== Supplied material ==
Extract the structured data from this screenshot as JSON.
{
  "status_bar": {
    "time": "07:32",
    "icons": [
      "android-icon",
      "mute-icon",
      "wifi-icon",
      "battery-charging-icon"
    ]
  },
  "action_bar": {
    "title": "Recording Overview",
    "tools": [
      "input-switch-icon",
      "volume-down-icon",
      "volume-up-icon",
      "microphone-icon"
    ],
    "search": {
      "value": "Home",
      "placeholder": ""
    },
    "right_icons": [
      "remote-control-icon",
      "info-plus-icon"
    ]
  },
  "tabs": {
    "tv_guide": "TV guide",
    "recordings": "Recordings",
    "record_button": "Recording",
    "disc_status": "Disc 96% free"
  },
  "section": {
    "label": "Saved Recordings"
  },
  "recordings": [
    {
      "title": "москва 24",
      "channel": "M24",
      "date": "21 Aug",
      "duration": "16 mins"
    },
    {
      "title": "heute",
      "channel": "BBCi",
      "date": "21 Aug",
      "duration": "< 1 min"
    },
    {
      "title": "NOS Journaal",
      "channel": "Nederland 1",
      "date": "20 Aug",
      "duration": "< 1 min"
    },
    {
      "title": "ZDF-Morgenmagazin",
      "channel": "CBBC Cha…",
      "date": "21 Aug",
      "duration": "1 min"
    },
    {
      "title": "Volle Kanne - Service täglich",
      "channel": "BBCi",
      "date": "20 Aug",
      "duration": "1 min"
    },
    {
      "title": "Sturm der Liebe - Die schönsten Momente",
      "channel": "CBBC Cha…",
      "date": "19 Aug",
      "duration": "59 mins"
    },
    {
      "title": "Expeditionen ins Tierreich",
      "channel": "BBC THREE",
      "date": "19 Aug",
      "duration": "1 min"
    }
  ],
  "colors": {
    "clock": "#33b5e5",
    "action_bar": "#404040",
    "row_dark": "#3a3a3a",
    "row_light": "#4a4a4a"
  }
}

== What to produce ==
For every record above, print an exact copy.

== Problem solution ==
Extract the structured data from this screenshot as JSON.
{
  "status_bar": {
    "time": "07:32",
    "icons": [
      "android-icon",
      "mute-icon",
      "wifi-icon",
      "battery-charging-icon"
    ]
  },
  "action_bar": {
    "title": "Recording Overview",
    "tools": [
      "input-switch-icon",
      "volume-down-icon",
      "volume-up-icon",
      "microphone-icon"
    ],
    "search": {
      "value": "Home",
      "placeholder": ""
    },
    "right_icons": [
      "remote-control-icon",
      "info-plus-icon"
    ]
  },
  "tabs": {
    "tv_guide": "TV guide",
    "recordings": "Recordings",
    "record_button": "Recording",
    "disc_status": "Disc 96% free"
  },
  "section": {
    "label": "Saved Recordings"
  },
  "recordings": [
    {
      "title": "москва 24",
      "channel": "M24",
      "date": "21 Aug",
      "duration": "16 mins"
    },
    {
      "title": "heute",
      "channel": "BBCi",
      "date": "21 Aug",
      "duration": "< 1 min"
    },
    {
      "title": "NOS Journaal",
      "channel": "Nederland 1",
      "date": "20 Aug",
      "duration": "< 1 min"
    },
    {
      "title": "ZDF-Morgenmagazin",
      "channel": "CBBC Cha…",
      "date": "21 Aug",
      "duration": "1 min"
    },
    {
      "title": "Volle Kanne - Service täglich",
      "channel": "BBCi",
      "date": "20 Aug",
      "duration": "1 min"
    },
    {
      "title": "Sturm der Liebe - Die schönsten Momente",
      "channel": "CBBC Cha…",
      "date": "19 Aug",
      "duration": "59 mins"
    },
    {
      "title": "Expeditionen ins Tierreich",
      "channel": "BBC THREE",
      "date": "19 Aug",
      "duration": "1 min"
    }
  ],
  "colors": {
    "clock": "#33b5e5",
    "action_bar": "#404040",
    "row_dark": "#3a3a3a",
    "row_light": "#4a4a4a"
  }
}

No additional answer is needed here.